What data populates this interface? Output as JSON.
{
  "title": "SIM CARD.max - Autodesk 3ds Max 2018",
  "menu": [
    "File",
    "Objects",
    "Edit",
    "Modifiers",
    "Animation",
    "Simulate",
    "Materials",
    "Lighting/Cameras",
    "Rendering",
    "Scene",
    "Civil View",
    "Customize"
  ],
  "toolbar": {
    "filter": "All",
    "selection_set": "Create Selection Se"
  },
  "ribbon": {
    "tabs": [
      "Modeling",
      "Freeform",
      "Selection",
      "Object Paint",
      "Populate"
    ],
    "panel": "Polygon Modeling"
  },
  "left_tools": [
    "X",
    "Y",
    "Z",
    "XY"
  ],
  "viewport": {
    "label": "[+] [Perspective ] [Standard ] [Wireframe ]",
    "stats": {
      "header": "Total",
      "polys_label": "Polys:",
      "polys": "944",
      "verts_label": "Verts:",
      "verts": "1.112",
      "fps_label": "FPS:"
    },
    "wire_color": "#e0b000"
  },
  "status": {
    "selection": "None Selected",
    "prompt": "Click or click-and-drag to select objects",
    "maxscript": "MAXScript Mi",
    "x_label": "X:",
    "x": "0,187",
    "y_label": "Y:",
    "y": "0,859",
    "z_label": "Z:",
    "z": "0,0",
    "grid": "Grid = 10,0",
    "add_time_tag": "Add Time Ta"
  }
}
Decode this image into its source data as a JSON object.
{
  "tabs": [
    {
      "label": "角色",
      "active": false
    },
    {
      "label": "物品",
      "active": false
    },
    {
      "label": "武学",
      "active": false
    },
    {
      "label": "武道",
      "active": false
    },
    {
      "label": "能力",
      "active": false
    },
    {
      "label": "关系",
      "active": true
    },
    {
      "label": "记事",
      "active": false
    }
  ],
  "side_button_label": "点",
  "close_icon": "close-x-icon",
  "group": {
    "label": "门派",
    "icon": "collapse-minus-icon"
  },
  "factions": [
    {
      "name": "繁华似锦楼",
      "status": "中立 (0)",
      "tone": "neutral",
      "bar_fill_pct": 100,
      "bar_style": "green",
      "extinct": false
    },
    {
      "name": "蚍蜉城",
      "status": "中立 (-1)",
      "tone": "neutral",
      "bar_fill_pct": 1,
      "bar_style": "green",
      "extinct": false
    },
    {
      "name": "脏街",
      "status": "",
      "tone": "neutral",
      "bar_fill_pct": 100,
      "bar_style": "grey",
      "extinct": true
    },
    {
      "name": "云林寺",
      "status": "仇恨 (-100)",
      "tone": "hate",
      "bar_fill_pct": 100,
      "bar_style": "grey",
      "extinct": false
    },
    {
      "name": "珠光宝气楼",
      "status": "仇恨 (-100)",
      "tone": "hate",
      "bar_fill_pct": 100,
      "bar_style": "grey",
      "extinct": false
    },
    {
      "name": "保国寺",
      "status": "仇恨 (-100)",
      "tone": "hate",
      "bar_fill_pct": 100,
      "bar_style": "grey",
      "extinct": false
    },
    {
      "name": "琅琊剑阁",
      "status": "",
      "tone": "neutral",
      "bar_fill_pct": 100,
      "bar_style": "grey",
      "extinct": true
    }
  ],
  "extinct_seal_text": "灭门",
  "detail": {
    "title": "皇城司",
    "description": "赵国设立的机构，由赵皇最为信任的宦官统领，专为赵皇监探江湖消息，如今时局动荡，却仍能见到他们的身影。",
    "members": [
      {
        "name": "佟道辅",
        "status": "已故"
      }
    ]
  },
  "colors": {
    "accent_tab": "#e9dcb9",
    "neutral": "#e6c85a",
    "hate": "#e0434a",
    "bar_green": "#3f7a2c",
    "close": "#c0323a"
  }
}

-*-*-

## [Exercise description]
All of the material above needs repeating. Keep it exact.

## [Response area]
What data populates this interface? Output as JSON.
{
  "title": "SIM CARD.max - Autodesk 3ds Max 2018",
  "menu": [
    "File",
    "Objects",
    "Edit",
    "Modifiers",
    "Animation",
    "Simulate",
    "Materials",
    "Lighting/Cameras",
    "Rendering",
    "Scene",
    "Civil View",
    "Customize"
  ],
  "toolbar": {
    "filter": "All",
    "selection_set": "Create Selection Se"
  },
  "ribbon": {
    "tabs": [
      "Modeling",
      "Freeform",
      "Selection",
      "Object Paint",
      "Populate"
    ],
    "panel": "Polygon Modeling"
  },
  "left_tools": [
    "X",
    "Y",
    "Z",
    "XY"
  ],
  "viewport": {
    "label": "[+] [Perspective ] [Standard ] [Wireframe ]",
    "stats": {
      "header": "Total",
      "polys_label": "Polys:",
      "polys": "944",
      "verts_label": "Verts:",
      "verts": "1.112",
      "fps_label": "FPS:"
    },
    "wire_color": "#e0b000"
  },
  "status": {
    "selection": "None Selected",
    "prompt": "Click or click-and-drag to select objects",
    "maxscript": "MAXScript Mi",
    "x_label": "X:",
    "x": "0,187",
    "y_label": "Y:",
    "y": "0,859",
    "z_label": "Z:",
    "z": "0,0",
    "grid": "Grid = 10,0",
    "add_time_tag": "Add Time Ta"
  }
}
Decode this image into its source data as a JSON object.
{
  "tabs": [
    {
      "label": "角色",
      "active": false
    },
    {
      "label": "物品",
      "active": false
    },
    {
      "label": "武学",
      "active": false
    },
    {
      "label": "武道",
      "active": false
    },
    {
      "label": "能力",
      "active": false
    },
    {
      "label": "关系",
      "active": true
    },
    {
      "label": "记事",
      "active": false
    }
  ],
  "side_button_label": "点",
  "close_icon": "close-x-icon",
  "group": {
    "label": "门派",
    "icon": "collapse-minus-icon"
  },
  "factions": [
    {
      "name": "繁华似锦楼",
      "status": "中立 (0)",
      "tone": "neutral",
      "bar_fill_pct": 100,
      "bar_style": "green",
      "extinct": false
    },
    {
      "name": "蚍蜉城",
      "status": "中立 (-1)",
      "tone": "neutral",
      "bar_fill_pct": 1,
      "bar_style": "green",
      "extinct": false
    },
    {
      "name": "脏街",
      "status": "",
      "tone": "neutral",
      "bar_fill_pct": 100,
      "bar_style": "grey",
      "extinct": true
    },
    {
      "name": "云林寺",
      "status": "仇恨 (-100)",
      "tone": "hate",
      "bar_fill_pct": 100,
      "bar_style": "grey",
      "extinct": false
    },
    {
      "name": "珠光宝气楼",
      "status": "仇恨 (-100)",
      "tone": "hate",
      "bar_fill_pct": 100,
      "bar_style": "grey",
      "extinct": false
    },
    {
      "name": "保国寺",
      "status": "仇恨 (-100)",
      "tone": "hate",
      "bar_fill_pct": 100,
      "bar_style": "grey",
      "extinct": false
    },
    {
      "name": "琅琊剑阁",
      "status": "",
      "tone": "neutral",
      "bar_fill_pct": 100,
      "bar_style": "grey",
      "extinct": true
    }
  ],
  "extinct_seal_text": "灭门",
  "detail": {
    "title": "皇城司",
    "description": "赵国设立的机构，由赵皇最为信任的宦官统领，专为赵皇监探江湖消息，如今时局动荡，却仍能见到他们的身影。",
    "members": [
      {
        "name": "佟道辅",
        "status": "已故"
      }
    ]
  },
  "colors": {
    "accent_tab": "#e9dcb9",
    "neutral": "#e6c85a",
    "hate": "#e0434a",
    "bar_green": "#3f7a2c",
    "close": "#c0323a"
  }
}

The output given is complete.